Jamaica Builds Regional Hub for Pilot Training
By Geraldine Cook/Diálogo April 27, 2018Gostaria saber custo total do curso de helicóptero The Jamaica Defence Force (JDF) Air Wing flies over the Jamaican sky for different missions. It undertakes counter narcotics operations and humanitarian assistance and disaster relief missions among its many duties. To better accomplish its mission, JDF inaugurated the Caribbean Military Aviation School (CMAS) in 2007, to train local and international pilots and serve as a regional hub for military pilot training.
“Our mission is to deliver quality aviation training Jamaicans and our regional counterparts,” said JDF Major Brandon Chambers, commandant of CMAS, who assumed command after having been an instructor and an alumnus of the school. “No one else in the region offers the kind of training we offer.”
CMAS, originally named Jamaican Military Aviation School, was founded in December 2006 at the JDF Air Wing installations of the Norman Manley International Airport, in Kingston. In August 2012 the school adopted its current name to appeal to a wider audience. The department of Aircraft Technician Training was added to complement the curriculum.
“We have been incorporating our regional partners, so our school is growing as we are increasing the number of courses we conduct per year,” added Maj. Chambers. CMAS has accepted students from Belize, Dominican Republic, Guatemala, and Trinidad and Tobago, among other nations.
“The school builds regional capabilities. It fosters not only diplomatic relations between governments but also militaries,” said JDF Captain Caniggia Harrison, a flight instructor at CMAS. “It’s very good to build relationships here [at the school], but we also have one common goal as we move forward in building regional security.”
Capt. Harrison knows first-hand the demands of training at the school. He, too, became a pilot there. “I got the perspective as a student. Now, I am seeing things from the other side of the fence as an instructor.”
CMAS offers flight, rotary wing, multi-engine, and helicopter training. The courses, Pilot Selection, Primary Flight Training, Primary Flight Training-Extended, and Flight Instructor are conducted on the DA-40FP single engine aircraft. The Rotary Wing, Basic Helicopter, and Flight Instructor courses are conducted on the Bell 206B3 single engine aircraft, while the Multi-Engine Training and Multi-Engine Instructor courses are conducted on the DA-42 L360. The Primary Flight Training and Extended DA-40 Flight Instructor courses, and all multi-engine courses include simulator training on a Diamond DA-42 flight-training aircraft. Courses take up to 11 months, depending on weather conditions, which can extend the duration of each course.

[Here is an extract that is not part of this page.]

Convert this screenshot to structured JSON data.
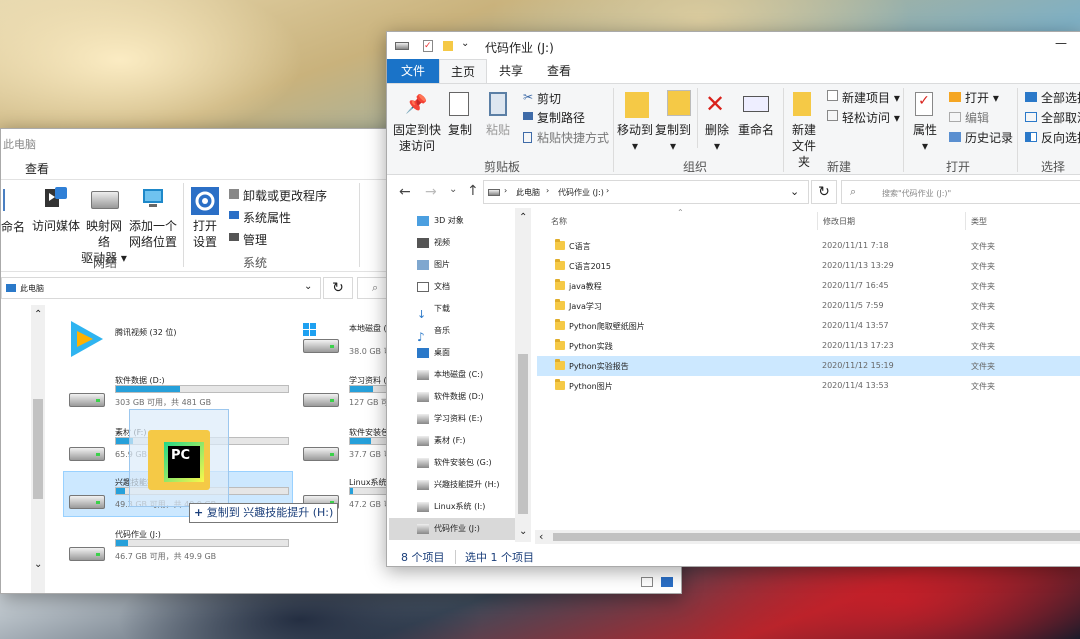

According to students, being a diverse school with students and instructors from the Caribbean region is a plus for the military forces. “Being in this school means a lot to me because I have a great commitment to my country,” said Guatemalan Air Force Lieutenant Adán Josué Barrera Valenzuela, a current student at the Primary Flight Training Extended course. “In my country, we don't have the advanced technology they have here with the Diamond DA-42 aircraft. For me it's very important to learn, gain knowledge, and take it back to Guatemala.”
CMAS students train in modern facilities to graduate as military winged pilots. Theoretical training is taught in a traditional classroom setting using electronic-based learning resources, while flight mission briefs are delivered in rooms that facilitate one-on-one instruction. The staff comprises military personnel, including Jamaican and Belizean flight instructors, while support staff comes from different JDF units. CMAS also aims to provide students with civilian licenses to meet certain countries' requirements for their military pilots to obtain civilian qualification in order to operate military aircraft.
The instructors, installations, and academic resources are equivalent to the professional standards of other international aviation schools, according to students and instructors. “The environment here is very good, the aircraft are great, and the material for the students can be easily observed,” said Belize Defence Force Captain Elder Correa, a student at CMAS's Diamond DA-42 instructor course. “It has been a great experience to be part of this school,” said Capt. Correa. “The air space in Jamaica is different from my country, and it gives us a lot of experience and hours of training.”
CMAS is Jamaica’s contribution to regional and international security. “International cooperation is working quite well,” said Maj. Chambers. “A very good testament to that is the level of professionalism between the students and instructors from the various countries.”